The traditional LDS practice of bishops giving regular sexual worthiness interviews to minors has suddenly become a hot topic. No one really cares if bishops ask whether a kid attends church or reads her scriptures from time to time. It’s the sex that is stirring the pot here. Some recent Salt Lake Tribune articles:
- “Some say bishops’ interviews with children about sexual matters are intrusive, inappropriate“
- “The LDS Church should revise the bishop’s interview“
- A Robert Kirby piece, with this statement: “If you’re an older guy in a room alone with a 14-year-old girl and asking questions about her moral cleanliness doesn’t make you nervous, then there’s something wrong with you.”
- A “no problems here” statement to the SL Trib from an LDS Church spokesman, citing several policies regarding interviews that no one seems to be aware of or follow.
Almost every LDS bishop has been involved with Scouting and has received training about two-deep leadership. Why does this approach, which everyone agrees is sound and responsible, not strike these same bishops or others in the LDS hierarchy as a good idea for LDS practice as well? Here is a short quotation from the BSA site on youth protection (emphasis in original):
One-on-one contact between adults and youth members is prohibited. In situations requiring a personal conference, such as a Scoutmaster conference, the meeting is to be conducted with the knowledge and in view of other adults and/or youth.
I am sure that 100 out of 100 bishops would sincerely claim they have nothing but good intentions toward LDS youth. Good intentions aren’t enough, however. Just off the top of my head, here are a few problems: (1) bishops receive little training about how to conduct interviews; (2) interview guidelines in the Handbook (do more listening than speaking; let the member bring up concerns and come up with ways to address those problems) don’t seem to apply to youth interviews; (3) bishops receive pretty much zero guidance or training on human sexuality or development; (4) bishops receive no training on how to proceed when a youth discloses abuse; (5) it’s not clear many bishops would even *recognize* a disclosure of abuse by a minor; (6) no one in the system seems to recognize that training LDS youth to regard as normal private interviews talking about sex with unrelated adults sets those youth up to be victimized by predatory adults they might encounter in other situations; and (7) there is almost no supervision or accountability for bishops who conduct inappropriate or aggressive or intrusive interviews. The Church really needs to do some serious thinking about this youth interview system before it blows up into another (avoidable) PR disaster.

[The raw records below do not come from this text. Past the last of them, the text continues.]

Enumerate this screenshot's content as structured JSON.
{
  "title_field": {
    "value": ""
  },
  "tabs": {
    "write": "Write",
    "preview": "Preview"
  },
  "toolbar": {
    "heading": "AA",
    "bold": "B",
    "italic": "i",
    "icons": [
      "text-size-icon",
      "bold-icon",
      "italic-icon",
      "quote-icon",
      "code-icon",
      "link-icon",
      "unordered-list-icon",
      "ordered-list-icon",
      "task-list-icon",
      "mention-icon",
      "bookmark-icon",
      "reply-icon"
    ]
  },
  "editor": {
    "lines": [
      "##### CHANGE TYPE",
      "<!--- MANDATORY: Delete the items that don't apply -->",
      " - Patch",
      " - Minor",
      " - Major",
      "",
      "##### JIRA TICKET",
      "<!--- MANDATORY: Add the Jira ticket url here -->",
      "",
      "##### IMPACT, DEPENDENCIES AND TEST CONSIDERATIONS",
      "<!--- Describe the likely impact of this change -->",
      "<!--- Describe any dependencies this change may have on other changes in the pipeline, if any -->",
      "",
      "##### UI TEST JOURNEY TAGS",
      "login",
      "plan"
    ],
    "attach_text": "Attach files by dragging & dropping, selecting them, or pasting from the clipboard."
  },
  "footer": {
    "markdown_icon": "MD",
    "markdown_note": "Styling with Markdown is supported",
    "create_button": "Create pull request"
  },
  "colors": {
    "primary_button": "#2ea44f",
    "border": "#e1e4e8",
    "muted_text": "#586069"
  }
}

I expect some readers have stories to share of their own or of family members. If so, no names or identifying details, please. A recent account posted over at the Exponent, “Being Disfellowshipped at 14,” illustrates some of the problems noted above. A longer and more detailed story is in the book Saving Alex, subtitled “When I was fifteen I told my Mormon parents I was gay, and that’s when my nightmare began.” It is a book and a story that will make you angry but is well worth reading. The bishops who appear in the story were utterly unequipped to recognize the nature of the problems they observed, or to provide helpful counsel to the youth and her parents, or to recognize abuse when it was disclosed and take action to protect the minor who disclosed. A high school teacher, a youth shelter worker, an attorney, even a bus driver helped the girl. Bishops, Mormon missionaries, and Mormon neighbors who were in various degrees aware of the situation did nothing.
I am confident there are very few bishops who intentionally traumatize or victimize LDS youth. But the system doesn’t do much to educate and train bishops or to supervise and correct those who cross the line. What line? There is so little guidance and supervision, how would an LDS bishop or an LDS youth or an LDS parent even know when an LDS bishop crosses the line? Maybe some of that extra tithing revenue that is being invested in ranches in Florida and Montana could be diverted to fund a serious internal study of LDS interview practices and guidelines, and provide some focused training for our bishops. Seems like a good investment to me.